Start of Raw data

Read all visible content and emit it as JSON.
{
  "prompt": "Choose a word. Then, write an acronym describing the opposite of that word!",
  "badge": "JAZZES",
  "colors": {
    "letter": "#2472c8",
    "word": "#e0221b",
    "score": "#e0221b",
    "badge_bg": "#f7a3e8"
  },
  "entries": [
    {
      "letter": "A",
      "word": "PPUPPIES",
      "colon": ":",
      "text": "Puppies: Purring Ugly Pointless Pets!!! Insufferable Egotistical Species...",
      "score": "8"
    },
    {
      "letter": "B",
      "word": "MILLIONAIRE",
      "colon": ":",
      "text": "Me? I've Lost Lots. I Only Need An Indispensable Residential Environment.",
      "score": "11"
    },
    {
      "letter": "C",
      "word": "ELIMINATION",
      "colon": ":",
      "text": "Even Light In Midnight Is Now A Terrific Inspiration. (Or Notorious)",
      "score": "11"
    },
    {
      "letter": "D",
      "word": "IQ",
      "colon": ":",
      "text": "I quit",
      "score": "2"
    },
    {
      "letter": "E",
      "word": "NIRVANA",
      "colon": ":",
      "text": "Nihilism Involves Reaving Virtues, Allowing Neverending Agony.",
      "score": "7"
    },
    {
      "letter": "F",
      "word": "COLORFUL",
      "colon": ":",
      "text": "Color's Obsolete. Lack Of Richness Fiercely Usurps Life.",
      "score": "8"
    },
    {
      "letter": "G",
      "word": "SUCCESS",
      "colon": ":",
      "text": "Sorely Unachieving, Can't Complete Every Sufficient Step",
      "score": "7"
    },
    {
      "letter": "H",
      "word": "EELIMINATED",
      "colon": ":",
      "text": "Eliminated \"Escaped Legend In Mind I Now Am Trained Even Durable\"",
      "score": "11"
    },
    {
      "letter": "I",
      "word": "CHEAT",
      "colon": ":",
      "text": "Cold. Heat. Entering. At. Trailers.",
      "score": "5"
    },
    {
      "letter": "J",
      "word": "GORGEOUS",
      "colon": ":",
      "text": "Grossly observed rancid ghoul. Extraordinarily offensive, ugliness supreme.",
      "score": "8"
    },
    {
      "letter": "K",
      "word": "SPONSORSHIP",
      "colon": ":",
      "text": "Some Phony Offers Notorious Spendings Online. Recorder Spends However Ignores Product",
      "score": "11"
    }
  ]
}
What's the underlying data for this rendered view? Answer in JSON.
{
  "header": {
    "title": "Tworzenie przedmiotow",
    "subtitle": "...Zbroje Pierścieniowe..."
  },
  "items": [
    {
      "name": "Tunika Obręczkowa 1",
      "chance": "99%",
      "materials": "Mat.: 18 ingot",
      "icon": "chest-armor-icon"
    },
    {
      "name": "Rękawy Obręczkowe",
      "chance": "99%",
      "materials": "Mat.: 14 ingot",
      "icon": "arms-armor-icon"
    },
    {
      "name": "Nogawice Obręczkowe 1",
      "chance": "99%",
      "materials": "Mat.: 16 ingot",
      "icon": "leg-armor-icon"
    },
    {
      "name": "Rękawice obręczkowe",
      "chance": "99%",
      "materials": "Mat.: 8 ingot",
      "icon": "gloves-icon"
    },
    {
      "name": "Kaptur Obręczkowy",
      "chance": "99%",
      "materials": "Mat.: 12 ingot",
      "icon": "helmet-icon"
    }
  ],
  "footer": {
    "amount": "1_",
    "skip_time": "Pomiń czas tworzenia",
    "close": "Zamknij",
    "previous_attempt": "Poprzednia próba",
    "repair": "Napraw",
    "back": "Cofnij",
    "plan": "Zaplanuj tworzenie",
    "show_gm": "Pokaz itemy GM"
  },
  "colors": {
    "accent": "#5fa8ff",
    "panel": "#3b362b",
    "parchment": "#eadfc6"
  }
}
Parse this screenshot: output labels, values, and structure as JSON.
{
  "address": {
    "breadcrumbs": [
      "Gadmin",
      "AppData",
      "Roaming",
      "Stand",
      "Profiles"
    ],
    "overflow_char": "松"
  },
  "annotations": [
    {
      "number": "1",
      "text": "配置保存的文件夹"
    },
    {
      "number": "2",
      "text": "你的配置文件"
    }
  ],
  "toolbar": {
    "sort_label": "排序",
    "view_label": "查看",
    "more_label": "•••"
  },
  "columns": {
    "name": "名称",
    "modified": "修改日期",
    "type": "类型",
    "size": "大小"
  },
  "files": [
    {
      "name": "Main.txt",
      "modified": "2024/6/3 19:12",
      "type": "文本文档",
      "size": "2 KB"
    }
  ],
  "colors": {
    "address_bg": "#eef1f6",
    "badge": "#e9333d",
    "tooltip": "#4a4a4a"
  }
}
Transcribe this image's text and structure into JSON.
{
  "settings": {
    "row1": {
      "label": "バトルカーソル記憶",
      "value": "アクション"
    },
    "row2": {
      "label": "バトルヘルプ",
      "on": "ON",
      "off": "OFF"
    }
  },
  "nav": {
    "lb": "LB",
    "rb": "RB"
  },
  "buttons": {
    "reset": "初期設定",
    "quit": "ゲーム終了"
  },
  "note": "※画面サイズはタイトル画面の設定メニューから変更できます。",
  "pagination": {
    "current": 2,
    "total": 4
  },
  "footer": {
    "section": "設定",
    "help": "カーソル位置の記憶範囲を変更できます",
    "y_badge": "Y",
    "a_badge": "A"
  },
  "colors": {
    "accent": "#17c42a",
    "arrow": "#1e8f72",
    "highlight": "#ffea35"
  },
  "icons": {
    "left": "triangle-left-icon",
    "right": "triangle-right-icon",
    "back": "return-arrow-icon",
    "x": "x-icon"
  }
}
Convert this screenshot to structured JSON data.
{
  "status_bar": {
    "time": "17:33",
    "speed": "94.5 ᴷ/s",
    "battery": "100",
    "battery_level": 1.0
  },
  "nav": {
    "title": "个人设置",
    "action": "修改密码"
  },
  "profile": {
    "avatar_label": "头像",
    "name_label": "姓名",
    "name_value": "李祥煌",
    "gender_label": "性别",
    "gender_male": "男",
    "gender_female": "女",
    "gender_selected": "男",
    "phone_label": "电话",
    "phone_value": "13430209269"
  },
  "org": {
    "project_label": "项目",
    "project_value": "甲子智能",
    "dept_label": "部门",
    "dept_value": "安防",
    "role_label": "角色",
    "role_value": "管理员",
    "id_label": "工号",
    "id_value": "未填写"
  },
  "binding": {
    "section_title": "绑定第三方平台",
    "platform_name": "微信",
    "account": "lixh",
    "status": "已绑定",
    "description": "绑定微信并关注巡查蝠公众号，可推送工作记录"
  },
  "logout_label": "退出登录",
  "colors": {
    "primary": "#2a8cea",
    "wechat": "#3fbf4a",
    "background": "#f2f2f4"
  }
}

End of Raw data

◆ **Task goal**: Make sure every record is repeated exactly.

◆ **Response to this task**:
Read all visible content and emit it as JSON.
{
  "prompt": "Choose a word. Then, write an acronym describing the opposite of that word!",
  "badge": "JAZZES",
  "colors": {
    "letter": "#2472c8",
    "word": "#e0221b",
    "score": "#e0221b",
    "badge_bg": "#f7a3e8"
  },
  "entries": [
    {
      "letter": "A",
      "word": "PPUPPIES",
      "colon": ":",
      "text": "Puppies: Purring Ugly Pointless Pets!!! Insufferable Egotistical Species...",
      "score": "8"
    },
    {
      "letter": "B",
      "word": "MILLIONAIRE",
      "colon": ":",
      "text": "Me? I've Lost Lots. I Only Need An Indispensable Residential Environment.",
      "score": "11"
    },
    {
      "letter": "C",
      "word": "ELIMINATION",
      "colon": ":",
      "text": "Even Light In Midnight Is Now A Terrific Inspiration. (Or Notorious)",
      "score": "11"
    },
    {
      "letter": "D",
      "word": "IQ",
      "colon": ":",
      "text": "I quit",
      "score": "2"
    },
    {
      "letter": "E",
      "word": "NIRVANA",
      "colon": ":",
      "text": "Nihilism Involves Reaving Virtues, Allowing Neverending Agony.",
      "score": "7"
    },
    {
      "letter": "F",
      "word": "COLORFUL",
      "colon": ":",
      "text": "Color's Obsolete. Lack Of Richness Fiercely Usurps Life.",
      "score": "8"
    },
    {
      "letter": "G",
      "word": "SUCCESS",
      "colon": ":",
      "text": "Sorely Unachieving, Can't Complete Every Sufficient Step",
      "score": "7"
    },
    {
      "letter": "H",
      "word": "EELIMINATED",
      "colon": ":",
      "text": "Eliminated \"Escaped Legend In Mind I Now Am Trained Even Durable\"",
      "score": "11"
    },
    {
      "letter": "I",
      "word": "CHEAT",
      "colon": ":",
      "text": "Cold. Heat. Entering. At. Trailers.",
      "score": "5"
    },
    {
      "letter": "J",
      "word": "GORGEOUS",
      "colon": ":",
      "text": "Grossly observed rancid ghoul. Extraordinarily offensive, ugliness supreme.",
      "score": "8"
    },
    {
      "letter": "K",
      "word": "SPONSORSHIP",
      "colon": ":",
      "text": "Some Phony Offers Notorious Spendings Online. Recorder Spends However Ignores Product",
      "score": "11"
    }
  ]
}
What's the underlying data for this rendered view? Answer in JSON.
{
  "header": {
    "title": "Tworzenie przedmiotow",
    "subtitle": "...Zbroje Pierścieniowe..."
  },
  "items": [
    {
      "name": "Tunika Obręczkowa 1",
      "chance": "99%",
      "materials": "Mat.: 18 ingot",
      "icon": "chest-armor-icon"
    },
    {
      "name": "Rękawy Obręczkowe",
      "chance": "99%",
      "materials": "Mat.: 14 ingot",
      "icon": "arms-armor-icon"
    },
    {
      "name": "Nogawice Obręczkowe 1",
      "chance": "99%",
      "materials": "Mat.: 16 ingot",
      "icon": "leg-armor-icon"
    },
    {
      "name": "Rękawice obręczkowe",
      "chance": "99%",
      "materials": "Mat.: 8 ingot",
      "icon": "gloves-icon"
    },
    {
      "name": "Kaptur Obręczkowy",
      "chance": "99%",
      "materials": "Mat.: 12 ingot",
      "icon": "helmet-icon"
    }
  ],
  "footer": {
    "amount": "1_",
    "skip_time": "Pomiń czas tworzenia",
    "close": "Zamknij",
    "previous_attempt": "Poprzednia próba",
    "repair": "Napraw",
    "back": "Cofnij",
    "plan": "Zaplanuj tworzenie",
    "show_gm": "Pokaz itemy GM"
  },
  "colors": {
    "accent": "#5fa8ff",
    "panel": "#3b362b",
    "parchment": "#eadfc6"
  }
}
Parse this screenshot: output labels, values, and structure as JSON.
{
  "address": {
    "breadcrumbs": [
      "Gadmin",
      "AppData",
      "Roaming",
      "Stand",
      "Profiles"
    ],
    "overflow_char": "松"
  },
  "annotations": [
    {
      "number": "1",
      "text": "配置保存的文件夹"
    },
    {
      "number": "2",
      "text": "你的配置文件"
    }
  ],
  "toolbar": {
    "sort_label": "排序",
    "view_label": "查看",
    "more_label": "•••"
  },
  "columns": {
    "name": "名称",
    "modified": "修改日期",
    "type": "类型",
    "size": "大小"
  },
  "files": [
    {
      "name": "Main.txt",
      "modified": "2024/6/3 19:12",
      "type": "文本文档",
      "size": "2 KB"
    }
  ],
  "colors": {
    "address_bg": "#eef1f6",
    "badge": "#e9333d",
    "tooltip": "#4a4a4a"
  }
}
Transcribe this image's text and structure into JSON.
{
  "settings": {
    "row1": {
      "label": "バトルカーソル記憶",
      "value": "アクション"
    },
    "row2": {
      "label": "バトルヘルプ",
      "on": "ON",
      "off": "OFF"
    }
  },
  "nav": {
    "lb": "LB",
    "rb": "RB"
  },
  "buttons": {
    "reset": "初期設定",
    "quit": "ゲーム終了"
  },
  "note": "※画面サイズはタイトル画面の設定メニューから変更できます。",
  "pagination": {
    "current": 2,
    "total": 4
  },
  "footer": {
    "section": "設定",
    "help": "カーソル位置の記憶範囲を変更できます",
    "y_badge": "Y",
    "a_badge": "A"
  },
  "colors": {
    "accent": "#17c42a",
    "arrow": "#1e8f72",
    "highlight": "#ffea35"
  },
  "icons": {
    "left": "triangle-left-icon",
    "right": "triangle-right-icon",
    "back": "return-arrow-icon",
    "x": "x-icon"
  }
}
Convert this screenshot to structured JSON data.
{
  "status_bar": {
    "time": "17:33",
    "speed": "94.5 ᴷ/s",
    "battery": "100",
    "battery_level": 1.0
  },
  "nav": {
    "title": "个人设置",
    "action": "修改密码"
  },
  "profile": {
    "avatar_label": "头像",
    "name_label": "姓名",
    "name_value": "李祥煌",
    "gender_label": "性别",
    "gender_male": "男",
    "gender_female": "女",
    "gender_selected": "男",
    "phone_label": "电话",
    "phone_value": "13430209269"
  },
  "org": {
    "project_label": "项目",
    "project_value": "甲子智能",
    "dept_label": "部门",
    "dept_value": "安防",
    "role_label": "角色",
    "role_value": "管理员",
    "id_label": "工号",
    "id_value": "未填写"
  },
  "binding": {
    "section_title": "绑定第三方平台",
    "platform_name": "微信",
    "account": "lixh",
    "status": "已绑定",
    "description": "绑定微信并关注巡查蝠公众号，可推送工作记录"
  },
  "logout_label": "退出登录",
  "colors": {
    "primary": "#2a8cea",
    "wechat": "#3fbf4a",
    "background": "#f2f2f4"
  }
}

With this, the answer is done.